One player the Dodgers had been linked to pretty heavily was Corey Kluber. And while I’m sure they’d love to add him, that seems less and less likely as the days pass. Cleveland has been able to shed payroll by trading Edwin Encarnacion to the Mariners in a 3-way trade on Thursday and Yonder Alonso to the White Sox on Saturday. They were able to save enough money that they might not have to trade Kluber or Trevor Bauer. I mean, they really shouldn’t have had to, but you know how billionaire owners love their money.
So if Kluber is off the table — and it seems like he might be — what’s next for the Dodgers? They don’t necessarily need to add a starting pitcher as they’re about 8-9 deep as it is, but if you have a chance to add a former Cy Young starting pitcher, it’s hard to pass that up. They might still try to figure out a way to bring in Yusei Kikuchi, who is on his way to Los Angeles to begin free-agent negotiations with interested teams.
There are some internet rumors about Bryce Harper and the Dodgers, but I’m not going to get too excited just yet. Also, you already know where I stand on the Dodgers signing him (DO IT). Let’s set that aside for the moment.
The Dodgers still don’t have either a starting catcher or a guy to pair with Austin Barnes. Francisco Cervelli is still available, and the Dodgers have had trade discussions with the Pirates about him. Wilson Ramos, whom the Dodgers talked to about a 1-year deal, just signed a 2-year, $19 million deal with the Mets. It was a great signing for them, even if Ramos has some injury history and isn’t a terribly good defender behind the plate. The Mets had been rumored to be interested in J.T. Realmuto — even the leading candidate at one point — but with the Ramos signing, they’re out. So, maybe the Dodgers get back into that sweepstakes, provided the asking price comes down. Jon Paul Morosi had the latest on that front on Sunday.
Sources say the teams were in contact during the Winter Meetings, but that the Dodgers were balking at the inclusion of at least one key player on whom the Marlins were insisting. The Ramos signing isn’t an encouraging development for the Marlins, who have lost the leverage of a large-market, intensely interested suitor. The Dodgers have less incentive to increase their most recent trade offer for Realmuto, especially when free-agent alternatives are available in Yasmani Grandal and Martin Maldonado. The Dodgers remain open to bringing back Grandal on a one-year contract, one source said Sunday evening, after he rejected a one-year, $17.9 million qualifying offer last month. Based on the fact that Ramos’ average annual value was roughly half of that amount, it’s unclear if the Dodgers still value one season of Grandal at $17.9 million.

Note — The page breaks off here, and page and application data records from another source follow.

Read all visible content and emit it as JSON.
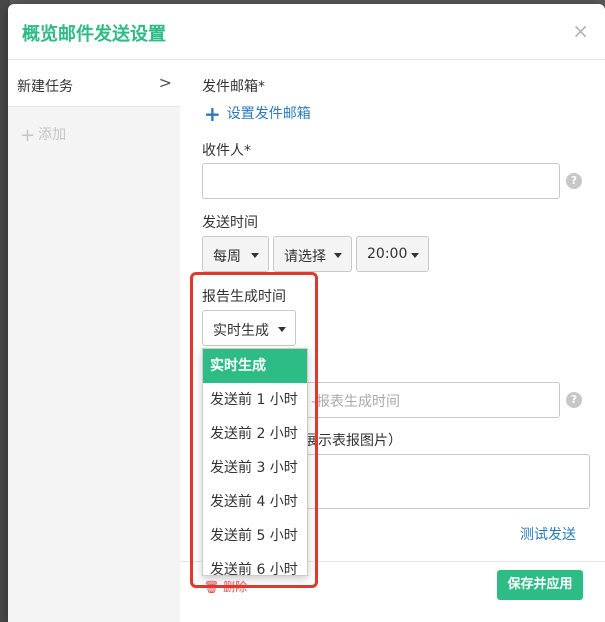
{
  "modal": {
    "title": "概览邮件发送设置",
    "close_label": "×"
  },
  "sidebar": {
    "items": [
      {
        "label": "新建任务",
        "chevron": ">"
      }
    ],
    "add_label": "添加"
  },
  "form": {
    "sender": {
      "label": "发件邮箱*",
      "link_label": "设置发件邮箱"
    },
    "recipients": {
      "label": "收件人*",
      "value": ""
    },
    "send_time": {
      "label": "发送时间",
      "frequency": "每周",
      "day": "请选择",
      "time": "20:00"
    },
    "report_time": {
      "label": "报告生成时间",
      "selected": "实时生成",
      "options": [
        "实时生成",
        "发送前 1 小时",
        "发送前 2 小时",
        "发送前 3 小时",
        "发送前 4 小时",
        "发送前 5 小时",
        "发送前 6 小时"
      ]
    },
    "subject": {
      "placeholder_visible": "-报表生成时间"
    },
    "body": {
      "label_visible": "展示表报图片）"
    },
    "test_send_label": "测试发送"
  },
  "footer": {
    "delete_label": "删除",
    "save_label": "保存并应用"
  },
  "colors": {
    "accent": "#2dbb86",
    "link": "#2a7bbd",
    "danger": "#d9534f",
    "highlight": "#e0392b"
  }
}
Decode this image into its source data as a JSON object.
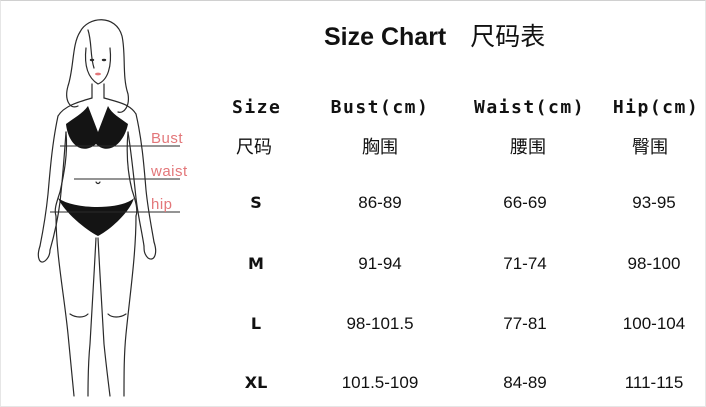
{
  "title": {
    "en": "Size Chart",
    "zh": "尺码表"
  },
  "figure_labels": {
    "bust": "Bust",
    "waist": "waist",
    "hip": "hip"
  },
  "colors": {
    "label": "#e3777a",
    "text": "#111111",
    "background": "#ffffff"
  },
  "headers": [
    {
      "en": "Size",
      "zh": "尺码"
    },
    {
      "en": "Bust(cm)",
      "zh": "胸围"
    },
    {
      "en": "Waist(cm)",
      "zh": "腰围"
    },
    {
      "en": "Hip(cm)",
      "zh": "臀围"
    }
  ],
  "rows": [
    {
      "size": "S",
      "bust": "86-89",
      "waist": "66-69",
      "hip": "93-95"
    },
    {
      "size": "M",
      "bust": "91-94",
      "waist": "71-74",
      "hip": "98-100"
    },
    {
      "size": "L",
      "bust": "98-101.5",
      "waist": "77-81",
      "hip": "100-104"
    },
    {
      "size": "XL",
      "bust": "101.5-109",
      "waist": "84-89",
      "hip": "111-115"
    }
  ]
}
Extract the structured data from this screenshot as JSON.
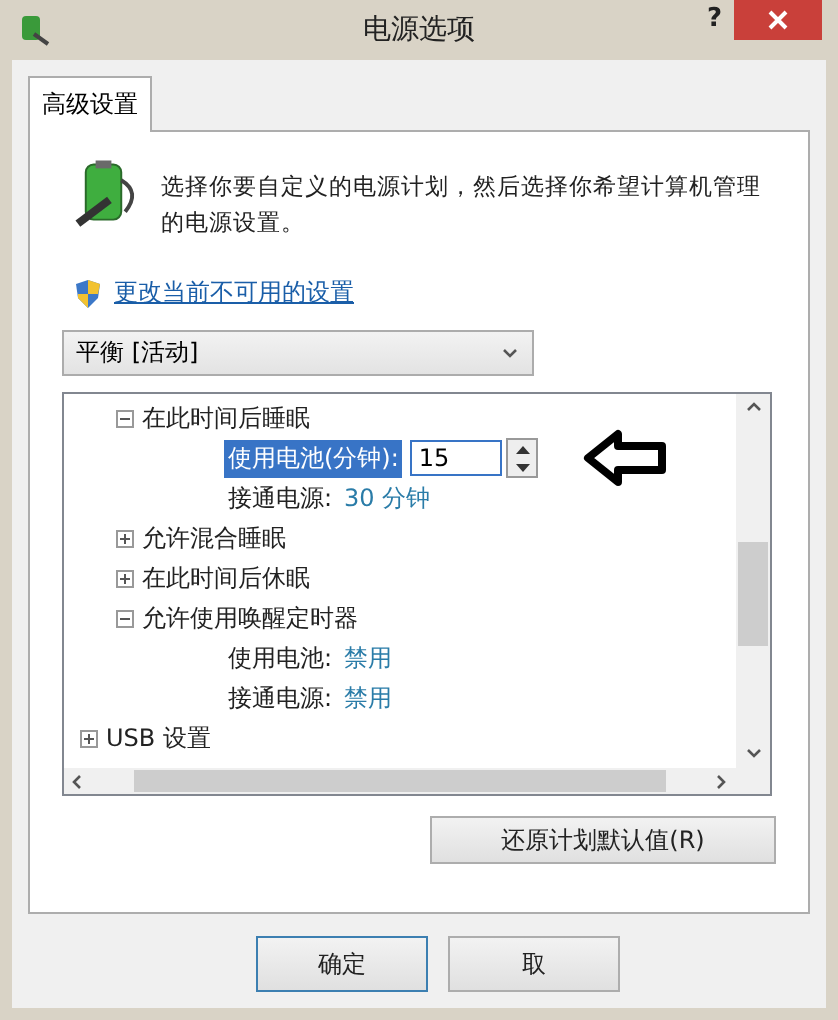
{
  "window": {
    "title": "电源选项",
    "help": "?"
  },
  "tabs": [
    {
      "label": "高级设置",
      "selected": true
    }
  ],
  "intro": "选择你要自定义的电源计划，然后选择你希望计算机管理的电源设置。",
  "link": "更改当前不可用的设置",
  "plan_select": {
    "value": "平衡 [活动]"
  },
  "tree": {
    "items": [
      {
        "children": [
          {
            "label": "在此时间后睡眠",
            "expanded": true,
            "children": [
              {
                "kind": "spin",
                "label": "使用电池(分钟):",
                "value": "15",
                "selected": true
              },
              {
                "kind": "setting",
                "label": "接通电源:",
                "value": "30 分钟",
                "selected": false
              }
            ]
          },
          {
            "label": "允许混合睡眠",
            "expanded": false
          },
          {
            "label": "在此时间后休眠",
            "expanded": false
          },
          {
            "label": "允许使用唤醒定时器",
            "expanded": true,
            "children": [
              {
                "kind": "setting",
                "label": "使用电池:",
                "value": "禁用",
                "selected": false
              },
              {
                "kind": "setting",
                "label": "接通电源:",
                "value": "禁用",
                "selected": false
              }
            ]
          }
        ]
      },
      {
        "label": "USB 设置",
        "expanded": false
      }
    ]
  },
  "restore_button": "还原计划默认值(R)",
  "buttons": [
    {
      "label": "确定",
      "default": true
    },
    {
      "label": "取",
      "default": false
    }
  ]
}
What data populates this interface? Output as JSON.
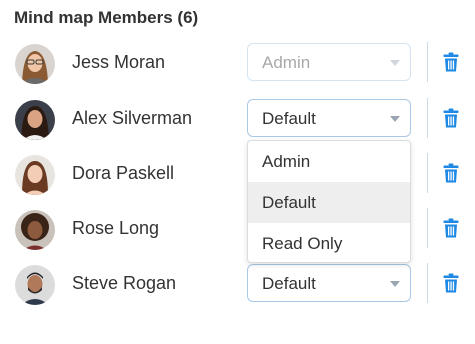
{
  "section": {
    "title": "Mind map Members (6)"
  },
  "members": [
    {
      "name": "Jess Moran",
      "role": "Admin",
      "disabled": true
    },
    {
      "name": "Alex Silverman",
      "role": "Default",
      "disabled": false
    },
    {
      "name": "Dora Paskell",
      "role": "",
      "disabled": false
    },
    {
      "name": "Rose Long",
      "role": "",
      "disabled": false
    },
    {
      "name": "Steve Rogan",
      "role": "Default",
      "disabled": false
    }
  ],
  "dropdown": {
    "options": [
      "Admin",
      "Default",
      "Read Only"
    ],
    "highlighted": "Default"
  },
  "icons": {
    "delete": "trash-icon",
    "expand": "caret-down-icon"
  },
  "colors": {
    "accent": "#1e88e5",
    "border": "#a9c9e6",
    "highlight": "#eeeeee"
  }
}
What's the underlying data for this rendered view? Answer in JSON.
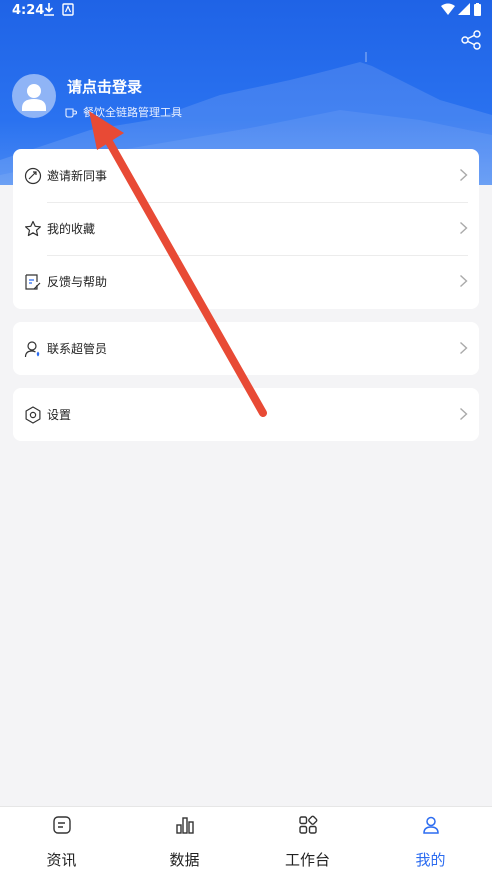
{
  "status_bar": {
    "time": "4:24"
  },
  "profile": {
    "login_prompt": "请点击登录",
    "tagline": "餐饮全链路管理工具"
  },
  "menu_groups": [
    {
      "items": [
        {
          "label": "邀请新同事",
          "icon": "invite-icon"
        },
        {
          "label": "我的收藏",
          "icon": "star-icon"
        },
        {
          "label": "反馈与帮助",
          "icon": "feedback-icon"
        }
      ]
    },
    {
      "items": [
        {
          "label": "联系超管员",
          "icon": "contact-admin-icon"
        }
      ]
    },
    {
      "items": [
        {
          "label": "设置",
          "icon": "gear-icon"
        }
      ]
    }
  ],
  "tabs": [
    {
      "label": "资讯",
      "icon": "news-icon"
    },
    {
      "label": "数据",
      "icon": "bar-chart-icon"
    },
    {
      "label": "工作台",
      "icon": "workbench-icon"
    },
    {
      "label": "我的",
      "icon": "user-icon",
      "active": true
    }
  ],
  "colors": {
    "primary": "#2c6cf0",
    "header_top": "#1f63e6",
    "annotation_arrow": "#e84a35"
  }
}
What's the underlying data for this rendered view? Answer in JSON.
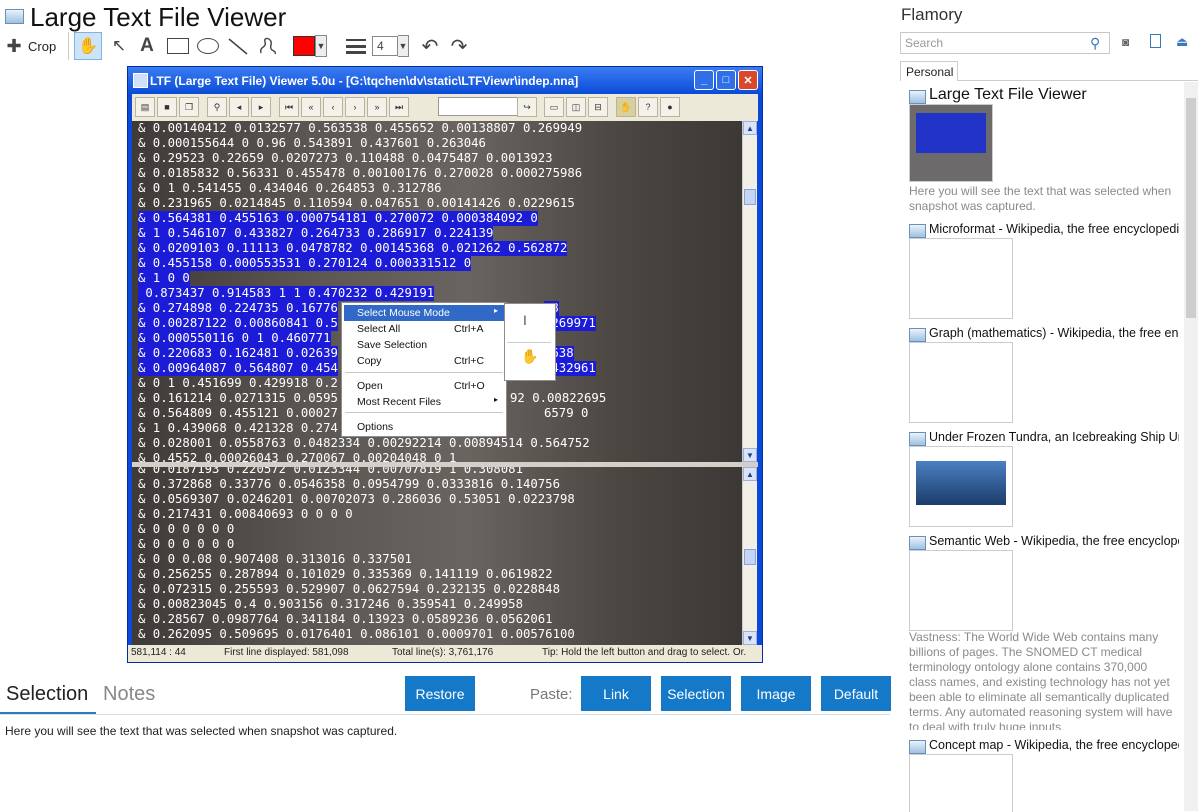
{
  "app": {
    "title": "Large Text File Viewer"
  },
  "toolbar": {
    "crop_label": "Crop",
    "line_width": "4"
  },
  "sidebar": {
    "brand": "Flamory",
    "search_placeholder": "Search",
    "tab": "Personal",
    "entries": [
      {
        "title": "Large Text File Viewer",
        "desc": "Here you will see the text that was selected when snapshot was captured."
      },
      {
        "title": "Microformat - Wikipedia, the free encyclopedia"
      },
      {
        "title": "Graph (mathematics) - Wikipedia, the free ency"
      },
      {
        "title": "Under Frozen Tundra, an Icebreaking Ship Unco"
      },
      {
        "title": "Semantic Web - Wikipedia, the free encycloped",
        "desc": "Vastness: The World Wide Web contains many billions of pages. The SNOMED CT medical terminology ontology alone contains 370,000 class names, and existing technology has not yet been able to eliminate all semantically duplicated terms. Any automated reasoning system will have to deal with truly huge inputs."
      },
      {
        "title": "Concept map - Wikipedia, the free encyclopedi"
      }
    ]
  },
  "bottom": {
    "tab_selection": "Selection",
    "tab_notes": "Notes",
    "restore": "Restore",
    "paste_label": "Paste:",
    "paste_buttons": [
      "Link",
      "Selection",
      "Image",
      "Default"
    ],
    "selection_text": "Here you will see the text that was selected when snapshot was captured."
  },
  "snapshot": {
    "window_title": "LTF (Large Text File) Viewer 5.0u - [G:\\tqchen\\dv\\static\\LTFViewr\\indep.nna]",
    "top_lines": [
      "& 0.00140412 0.0132577 0.563538 0.455652 0.00138807 0.269949",
      "& 0.000155644 0 0.96 0.543891 0.437601 0.263046",
      "& 0.29523 0.22659 0.0207273 0.110488 0.0475487 0.0013923",
      "& 0.0185832 0.56331 0.455478 0.00100176 0.270028 0.000275986",
      "& 0 1 0.541455 0.434046 0.264853 0.312786",
      "& 0.231965 0.0214845 0.110594 0.047651 0.00141426 0.0229615",
      "& 0.564381 0.455163 0.000754181 0.270072 0.000384092 0",
      "& 1 0.546107 0.433827 0.264733 0.286917 0.224139",
      "& 0.0209103 0.11113 0.0478782 0.00145368 0.021262 0.562872",
      "& 0.455158 0.000553531 0.270124 0.000331512 0",
      "& 1 0 0",
      " 0.873437 0.914583 1 1 0.470232 0.429191",
      "& 0.274898 0.224735 0.16776",
      "& 0.00287122 0.00860841 0.5",
      "& 0.000550116 0 1 0.460771",
      "& 0.220683 0.162481 0.02639",
      "& 0.00964087 0.564807 0.454",
      "& 0 1 0.451699 0.429918 0.2",
      "& 0.161214 0.0271315 0.0595",
      "& 0.564809 0.455121 0.00027",
      "& 1 0.439068 0.421328 0.274",
      "& 0.028001 0.0558763 0.0482334 0.00292214 0.00894514 0.564752",
      "& 0.4552 0.00026043 0.270067 0.00204048 0 1"
    ],
    "right_fragments": [
      {
        "row": 12,
        "text": "88"
      },
      {
        "row": 13,
        "text": ".269971"
      },
      {
        "row": 15,
        "text": "0638"
      },
      {
        "row": 16,
        "text": "0432961"
      },
      {
        "row": 18,
        "text": "92 0.00822695"
      },
      {
        "row": 19,
        "text": "6579 0"
      }
    ],
    "bottom_lines": [
      "& 0.0187193 0.220572 0.0123344 0.00707819 1 0.308081",
      "& 0.372868 0.33776 0.0546358 0.0954799 0.0333816 0.140756",
      "& 0.0569307 0.0246201 0.00702073 0.286036 0.53051 0.0223798",
      "& 0.217431 0.00840693 0 0 0 0",
      "& 0 0 0 0 0 0",
      "& 0 0 0 0 0 0",
      "& 0 0 0.08 0.907408 0.313016 0.337501",
      "& 0.256255 0.287894 0.101029 0.335369 0.141119 0.0619822",
      "& 0.072315 0.255593 0.529907 0.0627594 0.232135 0.0228848",
      "& 0.00823045 0.4 0.903156 0.317246 0.359541 0.249958",
      "& 0.28567 0.0987764 0.341184 0.13923 0.0589236 0.0562061",
      "& 0.262095 0.509695 0.0176401 0.086101 0.0009701 0.00576100"
    ],
    "context_menu": [
      {
        "label": "Select Mouse Mode",
        "key": "",
        "arrow": "▸"
      },
      {
        "label": "Select All",
        "key": "Ctrl+A"
      },
      {
        "label": "Save Selection",
        "key": ""
      },
      {
        "label": "Copy",
        "key": "Ctrl+C"
      },
      {
        "label": "Open",
        "key": "Ctrl+O"
      },
      {
        "label": "Most Recent Files",
        "key": "",
        "arrow": "▸"
      },
      {
        "label": "Options",
        "key": ""
      }
    ],
    "status": {
      "pos": "581,114 : 44",
      "first_line": "First line displayed: 581,098",
      "total": "Total line(s): 3,761,176",
      "tip": "Tip: Hold the left button and drag to select. Or."
    }
  },
  "colors": {
    "accent": "#1479c9",
    "selection_highlight": "#1b1bd8",
    "shape_color": "#ff0000"
  }
}
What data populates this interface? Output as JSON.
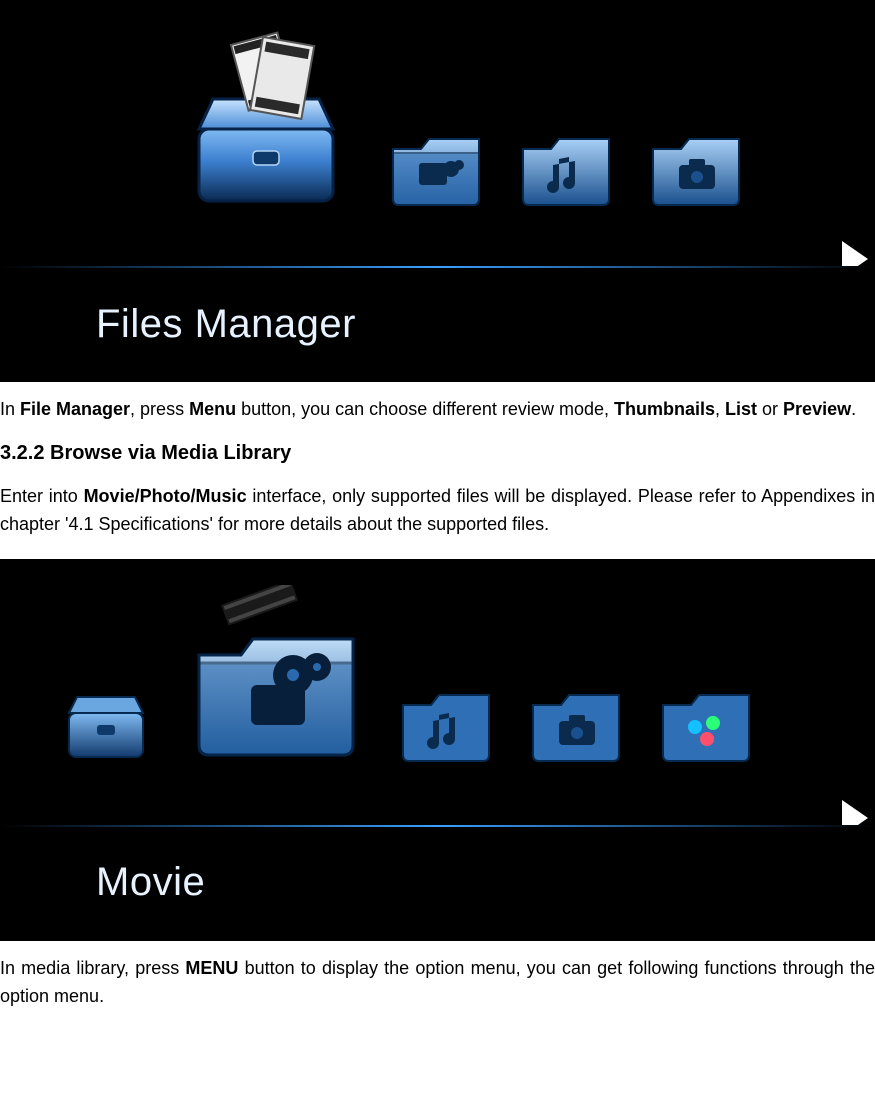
{
  "screenshot1": {
    "caption": "Files Manager"
  },
  "para1": {
    "t1": "In ",
    "b1": "File Manager",
    "t2": ", press ",
    "b2": "Menu",
    "t3": " button, you can choose different review mode, ",
    "b3": "Thumbnails",
    "t4": ", ",
    "b4": "List",
    "t5": " or ",
    "b5": "Preview",
    "t6": "."
  },
  "heading": "3.2.2 Browse via Media Library",
  "para2": {
    "t1": "Enter into ",
    "b1": "Movie/Photo/Music",
    "t2": " interface, only supported files will be displayed. Please refer to Appendixes in chapter '4.1 Specifications' for more details about the supported files."
  },
  "screenshot2": {
    "caption": "Movie"
  },
  "para3": {
    "t1": "In media library, press ",
    "b1": "MENU",
    "t2": " button to display the option menu, you can get following functions through the option menu."
  }
}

Morosi also speculated that the Dodgers would be willing to include either Keibert Ruiz or Will Smith and Dustin May in a package for Realmuto. So far, that hasn’t been enough to entice the Marlins.
While the brass and Dave Roberts seem to be comfortable with a second base trio of Enrique Hernandez, Chris Taylor and Max Muncy, there is still a chance to land a more permanent option at the position. They’ve been linked to DJ LeMahieu, but nothing has come of it yet.
They could look to add a reliever, even after signing Joe Kelly, but that doesn’t seem like as big a priority now. And that’s fine.
What really needs to happen is to clear up the outfield logjam. They’ve been trying to trade Matt Kemp and/or Yasiel Puig, but they’re still Dodgers. Alex Verdugo was rumored to have caught Cleveland’s eye, but I doubt the Dodgers trade him without getting a stud starting pitcher in return. Joc Pederson is also available but hasn’t drawn as much interest on the trade market.
There’s still plenty of winter left. There are still plenty of quality players available. This could be a busy week around baseball, but if things don’t get done this week, there probably won’t be much action until after the new year. We’ll see what happens.